Kathy holds a BFA in Visual Art with a minor in Art and Performance Studies from SFU's School for the Contemporary Arts. She began working at SFU’s Vancity Office of Community Engagement January 2020 as a Research Assistant for the Below the Radar podcast.
Interim Communications Coordinator
Alyha is a passionate Sociology & Labour Studies student. Her areas of interest include capitalist critiques, social movements, environmentalism, and human rights. Throughout her academic career, she’s written essays that focus on immigrant workers, women in work, settler-colonial Canada, and ritualistic practices of consumer capitalism. Her recent Spring 2021 Honours Essay, ‘Front of House Experiences During COVID-19: An Analysis of a Coffee Shop in Vancouver’, explores how work-related changes due to COVID-19 have been felt and experienced by Front of House Coffee Workers throughout the pandemic.

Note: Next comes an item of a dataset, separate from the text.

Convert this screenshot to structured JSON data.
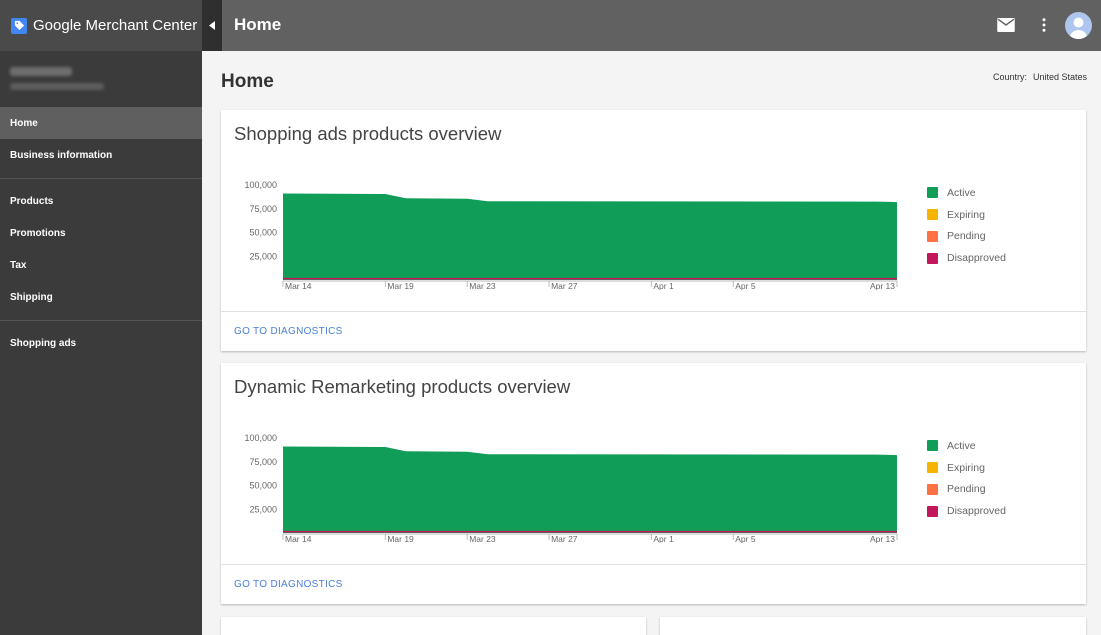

Outside of SFU, she's worked as an Office Manager & Tour Coordinator for Whistler Tasting Tours, Marketing Specialist for Guusto, and Office Administrator at the BC SPCA. She was born and raised on the unceded territories of the xʷməθkwəy̓əm (Musqueam), Skwxwú7mesh (Squamish) and Səl̓ílwətaʔ/Selilwitulh (Tsleil-Waututh) Nations.
Debbie C. is an artist from Singapore whose practice is informed by their time working as a graphic designer. Their creative process involves photographing items they own and the places they dwell in, in an effort to anchor themselves through those objects and spaces. Their artworks minimize the importance of the object, replacing it with the importance of an idea or a social relation. Debbie bases their ideas on Shinto, a religion rooted in Japanese culture, with a focus in particular on Tsukumogami, a collective term given to household objects that have existed for at least a hundred years and are believed to have become sentient.
Sena Cleave is a visual artist whose art practice addresses the ways images and texts fabricate ideas of femininity, racial identity, language, and originality or authorship. They often pilfer cultural matter from everyday life and repurpose it to point at the gap between the felt experiences of our bodies and the ways that bodies are represented or reflected back to us. They work with processes that allow them to translate across disciplines such as weaving, photographic image-making, and writing.